Interesting idea, .
If it is like dividing the entire load on the system by 6, so if the effective load is still the same and used SSD's for commit volume we could get away with 1 commitlog SSD. Even if these 6 instances can handle 80% of the load (compared to 1 on this machine), that might be acceptable. Could that help?
I mean the benefits of smaller cassandra nodes does sound very enticing. Sure we would probably have to throw more memory/CPU at it to get comparable to 1 instance on that box (or reduce the load), but it does look better than 6 boxes.
The major downside is you're going to want to let each instance have
its own dedicated commitlog spindle too, unless you just don't have
On Tue, Dec 7, 2010 at 8:25 PM, Edward Capriolo <email@example.com> wrote:
> I am quite ready to be stoned for this thread but I have been thinking
> about this for a while and I just wanted to bounce these ideas of some
> Cassandra does allow multiple data directories, but as far as I can
> tell no one runs in this configuration. This is something that is very
> different between the hbase architecture and the Cassandra
> architecture. HBase borrows the concept from hadoop of JBOD
> configurations. HBase has many small ish (~256 MB) regions managed

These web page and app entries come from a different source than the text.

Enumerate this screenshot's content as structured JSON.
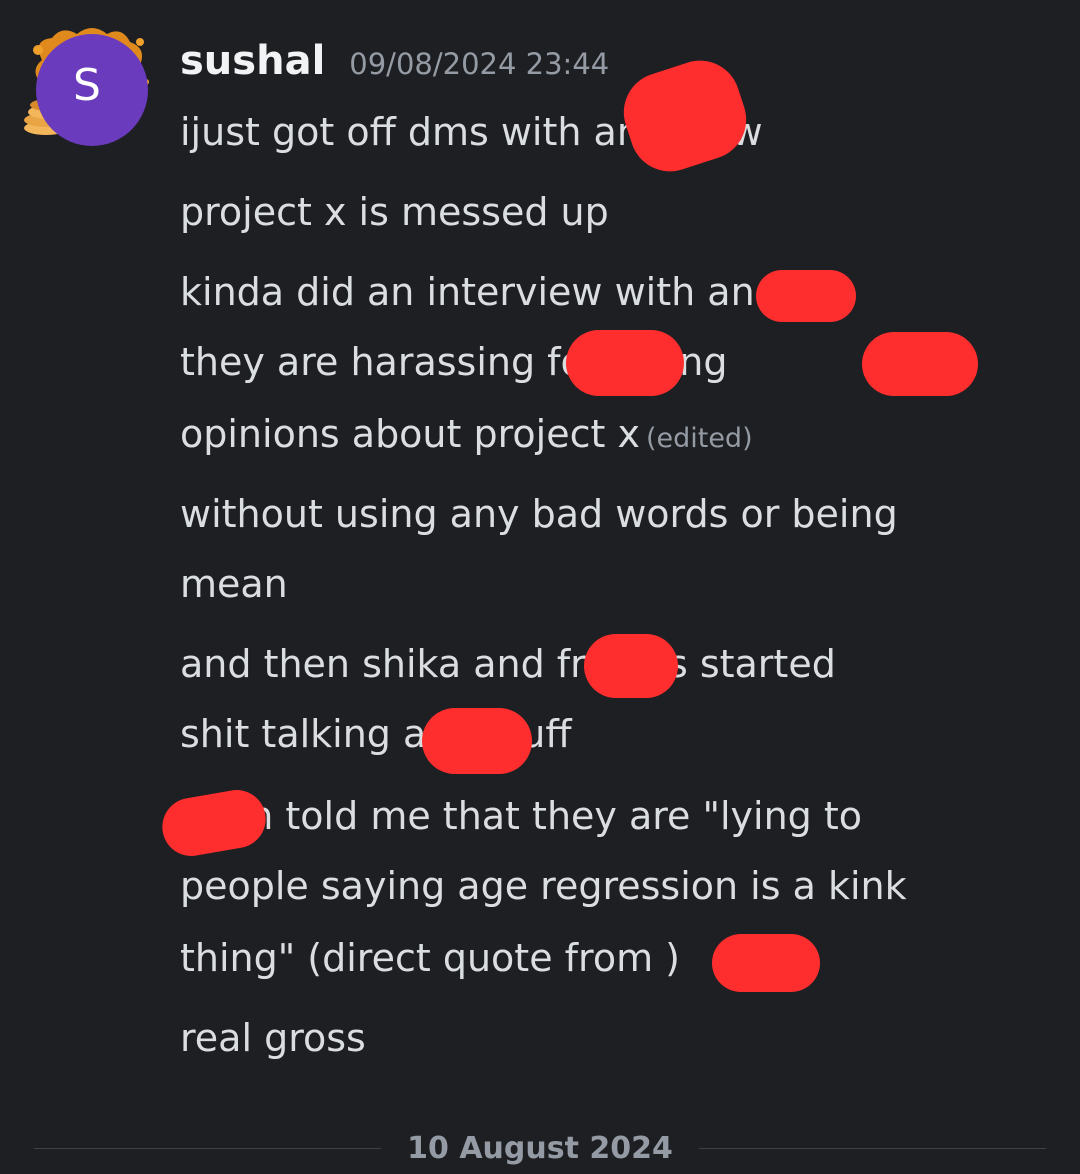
{
  "message": {
    "author": {
      "name": "sushal",
      "avatar_initial": "S",
      "avatar_color": "#6a3bbd"
    },
    "timestamp": "09/08/2024 23:44",
    "edited_label": "(edited)",
    "lines": [
      "ijust got off dms with        and wow",
      "project x is messed up",
      "kinda did an interview with       and",
      "they are harassing        for giving",
      "opinions about project x",
      "without using any bad words or being",
      "mean",
      "and then shika and       friends started",
      "shit talking         and stuff",
      "         even told me that they are \"lying to",
      "people saying age regression is a kink",
      "thing\" (direct quote from        )",
      "real gross"
    ]
  },
  "date_divider": {
    "label": "10 August 2024"
  },
  "colors": {
    "background": "#1e1f22",
    "text": "#dbdee1",
    "muted": "#949ba4",
    "redaction": "#ff2e2e"
  }
}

> with Zookeeper. Cassandra has a few (1 per node) large node sized
> Token Ranges managed by Gossip consensus.
> Lets say a node has 6 300 GB disks. You have the options of RAID5,
> RAID6, RAID10, or RAID0. The problem I have found with these
> configurations are major compactions (of even large minor ones) can
> take a long time. Even if your disk is not heavily utilized this is a
> lot of data to move through. Thus node joins take a long time. Node
> moves take a long time.
> The idea behind "micrandra" is for a 6 disk system run 6 instances of
> Cassandra, one per disk. Use the RackAwareSnitch to make sure no
> replicas live on the same node.
> The downsides
> 1) we would have to manage 6x the instances of cassandra
> 2) we would have some overhead for each JVM.
> The upsides ?
> 1) Since disk/instance failure only degrades the overall performance
> 1/6th (RAID0 you lost the entire node) (RAID5 still takes a hit when
> down a disk)
> 2) Moves and joins have less work to do
> 3) Can scale up a single node by adding a single disk to an existing
> system (assuming the ram and cpu is light)
> 4) OPP would be "easier" to balance out hot spots (maybe not on this
> one in not an OPP)
> What does everyone thing? Does it ever make sense to run this way?
Project Chair, Apache Cassandra
co-founder of Riptano, the source for professional Cassandra support